The word “Let Us make” is aimed at making sure the mystery of our faith, by which we believe that from eternity there is one God and that there are three separate Persons in one Godhead: the Father, the Son, and the Holy Spirit. The Jews indeed try in various ways to get around this passage, but they advance nothing sound against it. This passage bothers them to death, to use an expression of Occam, who applies it to irksome and difficult problems which he cannot solve.
Luther will then take up the objections against the Trinitarian reading. There are three other possibilities. God could be talking to the angels, to the earth, or to other creatures.
The Jews, then, say that God is speaking thus with the angels, likewise with the earth and with other creatures.
First, that God is speaking with the angels, Luther offers five points of rebuttal.
But I for my part ask: Why did He not also do this previously? In the second place: What concern is the creation of man to the angels? In the third place: He does not mention the angels but simply says: “We.” Therefore He is speaking of makers and creators. This certainly cannot be said of the angels.
In the fourth place, this is also sure: that it cannot be said in any way that we were created according to the image of the angels. In the fifth place, here both appear: “Let Us make” and “He made,” in the plural and in the singular; thereby Moses clearly and forcibly shows us that within and in the very Godhead and the Creating Essence there is one inseparable and eternal plurality. This not even the gates of hell (Matt. 16:18) can take from us.
Second, regarding the idea that the Lord is speaking to the earth, Luther argues
Next, when the Jews say that God is speaking with the earth concerning the earth, this is also worthless. For the earth is not our maker.
This also applies to the idea that the Lord was speaking to other creatures or parts of creation.
Moreover, why didn’t He rather speak to the sun, since Aristotle says: “Man and the sun bring man into existence.” But this does not fit either, because we were not made according to the image of the earth; but we were made according to the image of those Makers who say “Let Us make.” These Makers are three separate Persons in one divine essence. Of these three Persons we are the image, as we shall hear later.
Finally, another objection is offered, namely that to say “We” and “us” is a custom of royalty, and does not indicate plurality. Luther repsonds
It is utterly ridiculous when the Jews say that God is following the custom of princes, who, to indicate respect, speak of themselves in the plural number. The Holy Spirit is not imitating this court mannerism (to give it this name); nor does Holy Scripture sanction this manner of speech.
The conclusion, then, is a bold and comforting doctrine of the Holy Trinity. We rejoice in the “Let us make,” knowing that our first parents were created in the image and likeness of God.

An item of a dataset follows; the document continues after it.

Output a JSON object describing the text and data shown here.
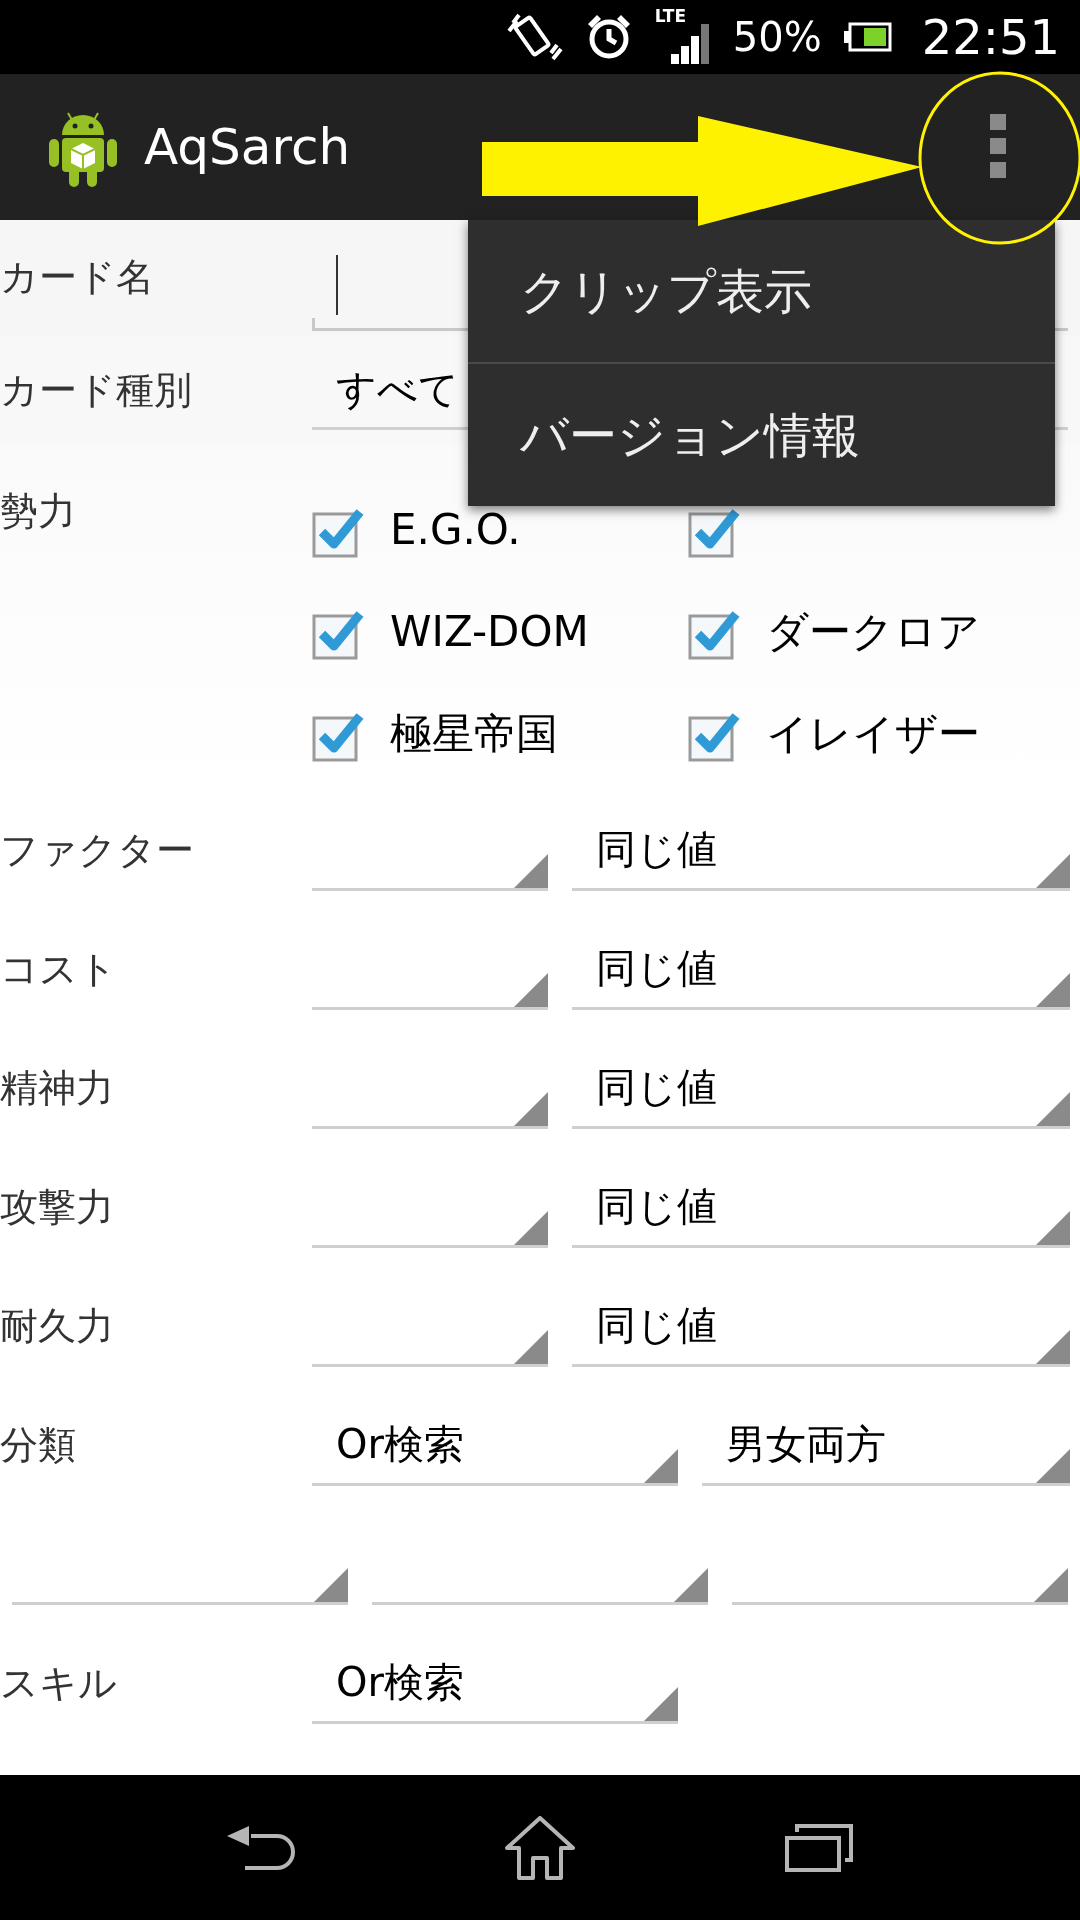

Consequently, this is a sure indication of the Trinity, that in one divine essence there are three Persons: the Father, the Son, and the Holy Spirit. Not even so far as Their activity is concerned, therefore, is God separated, because all three Persons here co-operate and say: “Let Us make.” The Father does not make one man and the Son another, nor the Son one man and the Holy Spirit another; but the Father, the Son, and the Holy Spirit, one and the same God, is the Author and Creator of the same work.
The quotations may be found here: Martin Luther, Luther’s Works, Vol. 1: Lectures on Genesis: Chapters 1-5, ed. Jaroslav Jan Pelikan, Hilton C. Oswald, and Helmut T. Lehmann, vol. 1 (Saint Louis: Concordia Publishing House, 1999), 57–58. Order from CPH. Or you can read an older translation of the Genesis commentary online here.